Barnett objected to BOA’s description of the system but did not produce contrary evidence, Conrad said. Although Barnett cited deposition testimony from bank employees stating that the numbers selected for calls were based on several factors, “this very testimony undermines plaintiff’s argument, as the numbers chosen for the calls are selected from a pre-existing list created based on criteria from the dialer administrators, rather than by random or sequential number generators,” Conrad wrote.
The Supreme Court held in Facebook that, for equipment to qualify as an ATDS, the TCPA “requires that in all cases, whether storing or producing numbers to be called, the equipment in question must use a random or sequential number generator.”
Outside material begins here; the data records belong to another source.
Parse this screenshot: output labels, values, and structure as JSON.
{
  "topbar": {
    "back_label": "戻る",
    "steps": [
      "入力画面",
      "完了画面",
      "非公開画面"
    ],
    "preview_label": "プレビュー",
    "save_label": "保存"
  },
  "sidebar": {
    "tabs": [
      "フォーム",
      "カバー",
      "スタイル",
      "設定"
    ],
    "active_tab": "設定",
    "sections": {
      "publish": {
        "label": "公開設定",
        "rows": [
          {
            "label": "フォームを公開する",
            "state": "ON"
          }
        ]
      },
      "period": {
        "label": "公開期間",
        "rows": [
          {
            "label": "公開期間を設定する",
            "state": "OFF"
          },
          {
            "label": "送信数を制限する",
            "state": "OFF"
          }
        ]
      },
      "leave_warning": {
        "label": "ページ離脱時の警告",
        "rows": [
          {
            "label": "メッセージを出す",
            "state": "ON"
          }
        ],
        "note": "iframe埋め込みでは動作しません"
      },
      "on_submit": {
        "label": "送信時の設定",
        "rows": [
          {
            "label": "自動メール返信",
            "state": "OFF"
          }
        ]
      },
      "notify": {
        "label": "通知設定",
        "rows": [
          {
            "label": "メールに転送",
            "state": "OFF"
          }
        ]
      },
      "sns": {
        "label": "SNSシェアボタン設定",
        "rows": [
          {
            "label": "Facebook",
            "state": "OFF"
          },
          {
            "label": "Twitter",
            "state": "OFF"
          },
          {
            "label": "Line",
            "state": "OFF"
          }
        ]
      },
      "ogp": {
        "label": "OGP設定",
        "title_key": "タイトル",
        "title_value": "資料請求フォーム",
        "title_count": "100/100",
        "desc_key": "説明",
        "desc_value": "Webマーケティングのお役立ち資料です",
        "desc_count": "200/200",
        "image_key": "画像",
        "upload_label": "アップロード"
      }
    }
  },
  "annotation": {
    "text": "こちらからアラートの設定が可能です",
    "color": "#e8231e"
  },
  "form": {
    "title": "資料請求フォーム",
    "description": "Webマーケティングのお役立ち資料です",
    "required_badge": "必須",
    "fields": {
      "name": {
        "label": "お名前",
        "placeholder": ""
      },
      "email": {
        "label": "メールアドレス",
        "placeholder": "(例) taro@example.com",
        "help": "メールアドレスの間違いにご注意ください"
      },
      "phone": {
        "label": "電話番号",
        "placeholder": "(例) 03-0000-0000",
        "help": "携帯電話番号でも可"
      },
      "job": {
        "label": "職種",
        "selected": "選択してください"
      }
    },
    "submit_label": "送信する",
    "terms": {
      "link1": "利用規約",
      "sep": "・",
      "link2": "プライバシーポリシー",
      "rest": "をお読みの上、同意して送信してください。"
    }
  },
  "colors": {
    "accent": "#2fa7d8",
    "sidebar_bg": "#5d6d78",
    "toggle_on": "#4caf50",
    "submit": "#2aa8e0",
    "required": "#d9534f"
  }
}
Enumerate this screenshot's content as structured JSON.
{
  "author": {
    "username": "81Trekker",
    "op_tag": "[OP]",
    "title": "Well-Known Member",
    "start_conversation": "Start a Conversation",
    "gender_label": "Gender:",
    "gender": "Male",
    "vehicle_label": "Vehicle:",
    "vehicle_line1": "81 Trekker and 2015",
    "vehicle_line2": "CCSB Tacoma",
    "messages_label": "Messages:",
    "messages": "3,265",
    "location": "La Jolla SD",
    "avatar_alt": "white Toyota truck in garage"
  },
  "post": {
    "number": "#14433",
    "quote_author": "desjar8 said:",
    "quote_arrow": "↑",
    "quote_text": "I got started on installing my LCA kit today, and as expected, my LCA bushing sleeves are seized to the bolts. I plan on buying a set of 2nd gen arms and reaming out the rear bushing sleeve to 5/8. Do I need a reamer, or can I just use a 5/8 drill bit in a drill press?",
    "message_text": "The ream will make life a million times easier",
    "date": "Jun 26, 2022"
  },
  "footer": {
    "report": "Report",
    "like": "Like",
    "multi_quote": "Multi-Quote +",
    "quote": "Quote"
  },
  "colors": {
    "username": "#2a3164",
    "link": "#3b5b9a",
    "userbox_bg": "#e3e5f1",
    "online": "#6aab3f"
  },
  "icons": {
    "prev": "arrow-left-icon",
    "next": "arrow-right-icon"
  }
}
BOA “is entitled to summary judgment based on the Supreme Court’s ruling in Facebook, along with the lack of plaintiff’s evidence that the Avaya system uses a random or sequential number generator, and defendant’s affirmative evidence that the system does not use such a number generator,” Conrad concluded.
Barnett’s assertions that he was missing critical information and needed more discovery were unavailing.
Even if BOA’s Avaya system were an ATDS for TCPA purposes, Barnett’s claim would fail because he legally consented to the calls, Conrad added. Barnett provided his cellphone number in his credit card application and expressly granted consent to be contacted during subsequent conversations.
Barnett argued that he later revoked his consent by stating that he wanted future communications by mail and would call BOA when he had the money to pay his bill, but the court said his communications “were too ambiguous to qualify as a revocation of consent.”
“[A] plaintiff’s words must clearly revoke consent,” Conrad wrote. “Here, plaintiff requested to be contacted by mail, and stated that he would contact defendant when he was able to pay, but at no point did he directly ask defendant to stop contacting him. In fact, when defendant informed plaintiff that the calls would continue, plaintiff did not argue and even said, ‘Okay.’ Any arguable implication is ambiguous and insufficient for revocation.”
The court granted BOA’s motion for summary judgment.
To read the order in Barnett v. Bank of America, click here.
Why it matters: The North Carolina decision is one of the first cases to rely on the Supreme Court’s Facebook ruling with regard to what constitutes an ATDS under the TCPA and is a clear victory for the defendant. The court also considered whether the plaintiff revoked his consent to receive the calls at issue and found that his requests to be contacted by mail or to call the bank himself were too ambiguous to constitute revocation.